That simplicity explains why so many people use AsyncTasks. But it also comes with a severe pitfall: a risk for memory leaks. It’s not the AsyncTask in itself that’s the risk but the fact that this class is so simple to use that you could easily throw a little anonymous class in your Activity to do the job and not realize how wrong what you just did is: if you implement an AsyncTask as an inner class or an anonymous one, your task will keep an implicit reference to the enclosing class, that is your activity. This means that your activity can’t really be destroyed and garbage collected in case of a device rotation (or any other configuration change) until that background task is finished.

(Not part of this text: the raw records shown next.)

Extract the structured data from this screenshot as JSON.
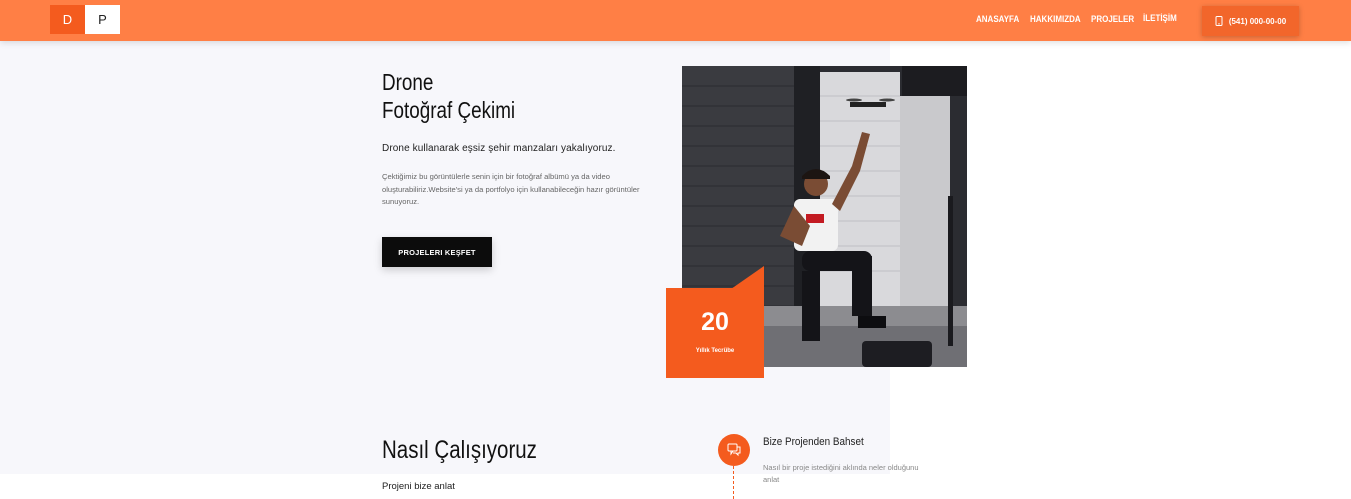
{
  "header": {
    "logo_left": "D",
    "logo_right": "P",
    "nav": [
      "ANASAYFA",
      "HAKKIMIZDA",
      "PROJELER",
      "İLETİŞİM"
    ],
    "phone": "(541) 000-00-00",
    "accent": "#ff7f45"
  },
  "hero": {
    "title_line1": "Drone",
    "title_line2": "Fotoğraf Çekimi",
    "subtitle": "Drone kullanarak eşsiz şehir manzaları yakalıyoruz.",
    "description": "Çektiğimiz bu görüntülerle senin için bir fotoğraf albümü ya da video oluşturabiliriz.Website'si ya da portfolyo için kullanabileceğin hazır görüntüler sunuyoruz.",
    "cta": "PROJELERI KEŞFET",
    "experience_number": "20",
    "experience_label": "Yıllık Tecrübe"
  },
  "how": {
    "title": "Nasıl Çalışıyoruz",
    "subtitle": "Projeni bize anlat",
    "step_title": "Bize Projenden Bahset",
    "step_desc": "Nasıl bir proje istediğini aklında neler olduğunu anlat"
  }
}
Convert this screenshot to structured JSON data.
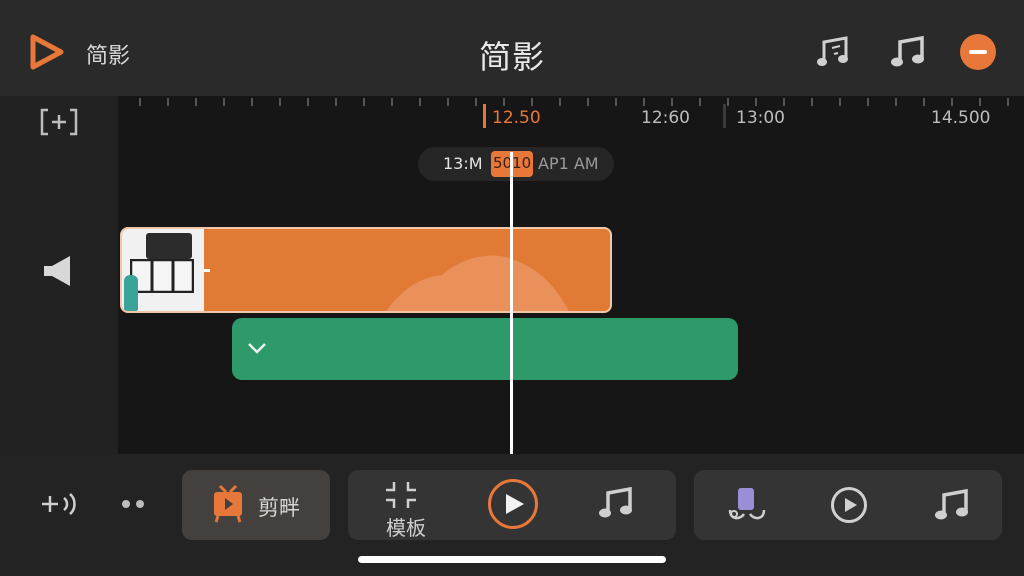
{
  "header": {
    "app_name": "简影",
    "title": "简影",
    "icons": [
      "play-logo-icon",
      "music-edit-icon",
      "music-note-icon",
      "stop-icon"
    ],
    "accent_color": "#e8773a"
  },
  "ruler": {
    "labels": [
      "12.50",
      "12:60",
      "13:00",
      "14.500"
    ],
    "current": "12.50"
  },
  "time_pill": {
    "left_text": "13:M",
    "badge_text": "5010",
    "right_text": "AP1 AM"
  },
  "tracks": {
    "video_color": "#e07a35",
    "audio_color": "#2e9a6a"
  },
  "bottom": {
    "edit_label": "剪畔",
    "template_label": "模板",
    "icons": [
      "add-audio-icon",
      "more-dots-icon",
      "clip-tv-icon",
      "template-compress-icon",
      "play-icon",
      "music-note-icon",
      "voice-record-icon",
      "play-outline-icon",
      "music-note-icon"
    ]
  }
}
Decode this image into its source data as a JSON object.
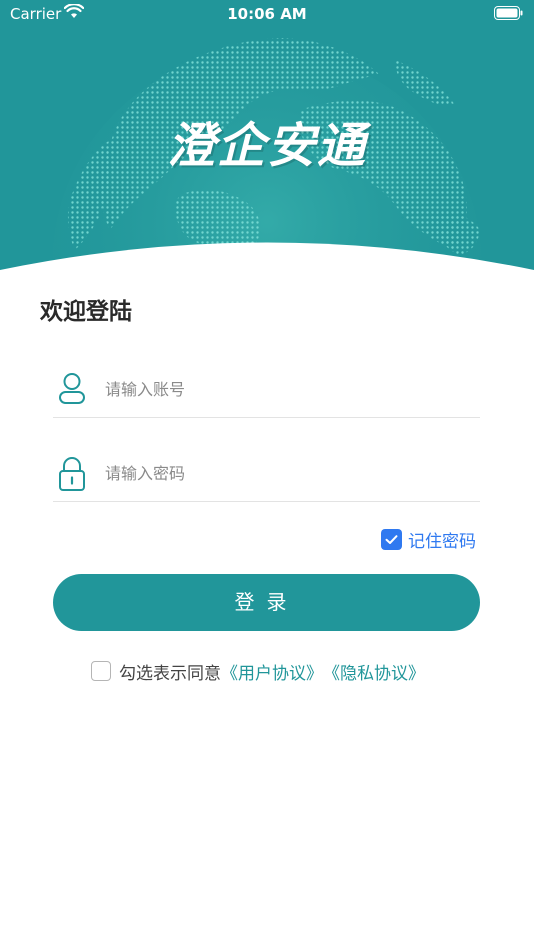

It’s possible that a device may not have internet access, nor GPS, and just recently rebooted–invalidating Tempo’s cache. In that situation, your only choice is to use the
System.currentTimeMillis() as a fallback strategy.